(Los Angeles, CA) – Cadiz Inc. (NASDAQ: CDZI) (the “Company”) is pleased to announce it has begun an experimental commercial hemp research program at its agricultural property in Cadiz, California, in the Mojave Desert approximately 100 miles northeast of Palm Springs. The trial program will inform the potential for large-scale commercial production of hemp, a newly legalized and innovative crop, at Cadiz and in other desert environments.
“We are enthusiastic about the opportunities presented by the commercial production of hemp at Cadiz, where we offer an ideal location for this highly sought-after crop,” said Cadiz Inc. CEO and President Scott Slater. “Hemp presents an attractive opportunity for us to farm our overlying land in a manner complementary to our water conservation objectives Pending the results of the trial, we look forward to expanding operations and delivering new business opportunities to the community.”
Hemp is a strain of the Cannabis sativa plant species that is grown specifically for the industrial uses of its derived products. Hemp is related to marijuana, another strain of Cannabis sativa, but hemp contains only very low concentrations (less than 0.3%) of the compound tetrahydrocannabinol (THC), the psychoactive compound that marijuana is known-for. Hemp can be refined into over 25,000 different uses.

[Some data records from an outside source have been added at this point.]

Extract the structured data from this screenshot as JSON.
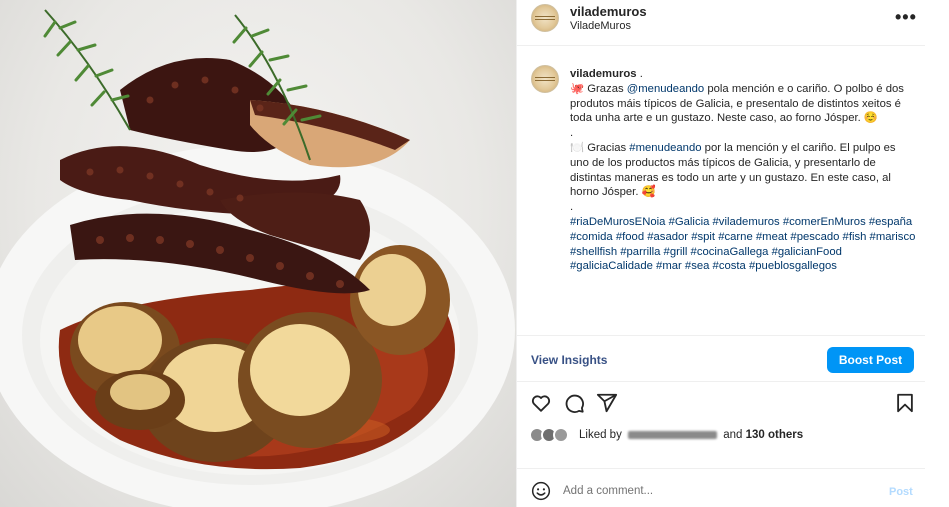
{
  "header": {
    "username": "vilademuros",
    "subtitle": "ViladeMuros",
    "more_icon": "more-horizontal-icon",
    "more_label": "•••"
  },
  "caption": {
    "username": "vilademuros",
    "separator": " .",
    "gl_emoji": "🐙",
    "gl_intro": " Grazas ",
    "gl_mention": "@menudeando",
    "gl_body": " pola mención e o cariño. O polbo é dos produtos máis típicos de Galicia, e presentalo de distintos xeitos é toda unha arte e un gustazo. Neste caso, ao forno Jósper. ",
    "gl_end_emoji": "☺️",
    "dot1": ".",
    "es_emoji": "🍽️",
    "es_intro": " Gracias ",
    "es_mention": "#menudeando",
    "es_body": " por la mención y el cariño. El pulpo es uno de los productos más típicos de Galicia, y presentarlo de distintas maneras es todo un arte y un gustazo. En este caso, al horno Jósper. ",
    "es_end_emoji": "🥰",
    "dot2": ".",
    "hashtags": "#riaDeMurosENoia #Galicia #vilademuros #comerEnMuros #españa #comida #food #asador #spit #carne #meat #pescado #fish #marisco #shellfish #parrilla #grill #cocinaGallega #galicianFood #galiciaCalidade #mar #sea #costa #pueblosgallegos"
  },
  "cta": {
    "view_insights": "View Insights",
    "boost_post": "Boost Post"
  },
  "actions": {
    "icons": [
      "heart-icon",
      "comment-icon",
      "share-icon",
      "bookmark-icon"
    ]
  },
  "likes": {
    "prefix": "Liked by",
    "middle": "and",
    "others": "130 others"
  },
  "comment": {
    "placeholder": "Add a comment...",
    "post_label": "Post",
    "emoji_icon": "emoji-icon"
  },
  "colors": {
    "link_blue": "#00376b",
    "button_blue": "#0095f6",
    "insights_blue": "#385185",
    "post_disabled": "#b3dbff",
    "divider": "#efefef"
  }
}
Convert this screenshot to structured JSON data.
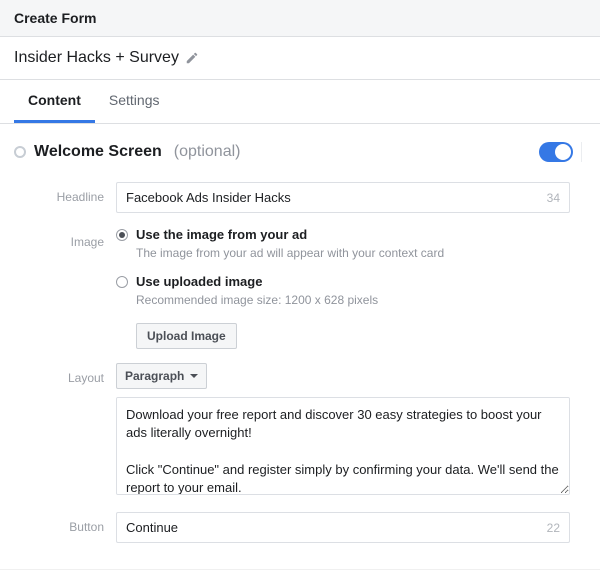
{
  "header": {
    "title": "Create Form"
  },
  "form_name": "Insider Hacks + Survey",
  "tabs": {
    "content": "Content",
    "settings": "Settings"
  },
  "welcome": {
    "title": "Welcome Screen",
    "optional_label": "(optional)",
    "labels": {
      "headline": "Headline",
      "image": "Image",
      "layout": "Layout",
      "button": "Button"
    },
    "headline": {
      "value": "Facebook Ads Insider Hacks",
      "count": "34"
    },
    "image": {
      "from_ad_label": "Use the image from your ad",
      "from_ad_sub": "The image from your ad will appear with your context card",
      "uploaded_label": "Use uploaded image",
      "uploaded_sub": "Recommended image size: 1200 x 628 pixels",
      "upload_btn": "Upload Image"
    },
    "layout": {
      "dropdown_value": "Paragraph",
      "text": "Download your free report and discover 30 easy strategies to boost your ads literally overnight!\n\nClick \"Continue\" and register simply by confirming your data. We'll send the report to your email."
    },
    "button": {
      "value": "Continue",
      "count": "22"
    }
  }
}
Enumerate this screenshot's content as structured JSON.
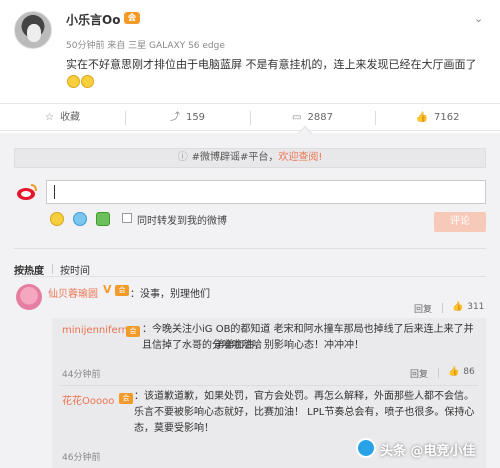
{
  "post": {
    "username": "小乐言Oo",
    "vip": "会",
    "meta": "50分钟前 来自 三星 GALAXY S6 edge",
    "content": "实在不好意思刚才排位由于电脑蓝屏 不是有意挂机的，连上来发现已经在大厅画面了"
  },
  "actions": [
    {
      "icon": "star-icon",
      "label": "收藏"
    },
    {
      "icon": "repost-icon",
      "label": "159"
    },
    {
      "icon": "comment-icon",
      "label": "2887"
    },
    {
      "icon": "thumbs-up-icon",
      "label": "7162"
    }
  ],
  "notice": {
    "prefix": "#微博辟谣#平台，",
    "link": "欢迎查阅!"
  },
  "compose": {
    "input_value": "",
    "repost_label": "同时转发到我的微博",
    "submit_label": "评论"
  },
  "sort": {
    "hot": "按热度",
    "time": "按时间"
  },
  "comments": [
    {
      "user": "仙贝蓉瑜圆",
      "text": "：没事，别理他们",
      "reply": "回复",
      "likes": "311",
      "replies": [
        {
          "user": "minijenniferm",
          "text": "：今晚关注小iG OB的都知道 老宋和阿水撞车那局也掉线了后来连上来了并且信掉了水哥的分哈哈哈哈",
          "text2": "弟弟加油，别影响心态！冲冲冲！",
          "time": "44分钟前",
          "reply": "回复",
          "likes": "86"
        },
        {
          "user": "花花Ooooo",
          "text": "：该道歉道歉，如果处罚，官方会处罚。再怎么解释，外面那些人都不会信。乐言不要被影响心态就好，比赛加油！ LPL节奏总会有，喷子也很多。保持心态，莫要受影响！",
          "time": "46分钟前"
        }
      ]
    }
  ],
  "watermark": "头条 @电竞小佳",
  "colors": {
    "accent": "#eb7350",
    "vip": "#f29b2b",
    "submit": "#f7c9b8"
  }
}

Hemp is a fast-growing plant crop in which the whole of the plant is harvested and put to use. It was one of the first plants turned into usable fiber 10,000 years ago and today commercial uses of hemp include paper, textiles, clothing, biodegradable plastics, cement, paint, insulation, biofuel, food, and animal feed. Hemp oil from the seeds can be used in the manufacture of oil-based paints, in creams as a moisturizing agent, for cooking, and in plastics. Hemp seeds are also used in health foods, organic body care, and other nutraceuticals. Hemp contains over 100 different compounds or cannabinoids, of which cannabidiol (CBD) is currently the most popular and sold for a variety of end-uses.
According to New Frontier Data, a market research firm concentrated on the cannabis industry, total US sales for hemp-based products were approximately $1.1 billion in 2018, and are projected to more than double by 2022. An April 2019 report from Bank of America Merrill Lynch estimated the potential average annual spend on CBD products in the U.S. at $1.9 billion in 2019, growing to $11.5 billion by 2032.
The hemp trial program at Cadiz is focused on studying growth potential of a variety of strains in the desert environment. Hemp is an attractive rotation crop for farmers because it detoxifies the soil and prevents soil erosion. After harvest, the remaining root structure breaks down into the soil, providing valuable nutrients. Hemp is more water efficient than tree, nut and row crops, relying on only 1.5- 2 acre feet of water per acre of planted land. Hemp at Cadiz will be sun-grown in the open air, not in a green house, and will be grown organically increasing its value in the market. The location has access to rail and highway infrastructure to bring products to market.
Cadiz is already the largest agricultural operation in San Bernardino County. The Company owns 35,000 acres of private property with water rights overlying an extensive groundwater aquifer system with more water in storage than Lake Mead. Since the 1980s Cadiz has farmed vineyard, orchard and seasonable row crops, relying on groundwater for irrigation. Approximately 10,000 acres of the Cadiz Valley property is permitted for agricultural production, and the balance is zoned for agricultural use. Groundwater relied upon for irrigation is managed in accordance with permits from the County. Groundwater use has been sustainable for 25 years with water levels in the aquifer presently at an all-time high and no adverse surface land impacts. Water quality is also secure with TDS below 350 ppb and meeting all state and federal drinking water standards without treatment.
“Our remote location, abundant land and water resources, combined with our decades of desert agriculture experience make Cadiz a perfect setting and partner for commercial hemp production,” Slater continued. “Organic hemp at Cadiz will face no issues attributable with the drift of pesticides or cross pollination that applies in areas with heavily concentrated agriculture. We are excited about the prospects of being on the front-end of the sustainable, organic, sun-grown hemp agriculture research.”
The farming of industrial hemp was made legal nationwide on December 20, 2018 when the Agriculture Improvement Act of 2018 (the “2018 Farm Bill”) was signed into law. The Hemp Farming Act (S. 2667), included in the 2018 Farm Bill, modified the Controlled Substances Act (“CSA”) to exempt hemp from the definition of marijuana and removed it from the list of Schedule I substances under the CSA. The 2018 Farm Bill allows hemp cultivation broadly, not simply pilot programs for studying market interest in hemp-derived products. Industrial hemp will now be treated like an agricultural commodity, not a controlled substance.
California began regulating industrial hemp in September 2013 with the passage of the California Industrial Hemp Farming Act, Senate Bill 566, which separated it from the definition of marijuana. On September 30, 2018, Governor Jerry Brown signed and approved Senate Bill 1409, which amended the definition of industrial hemp to no longer be limited to a fiber or oilseed crop and allowing for cultivation of industrial hemp for commercial and research purposes.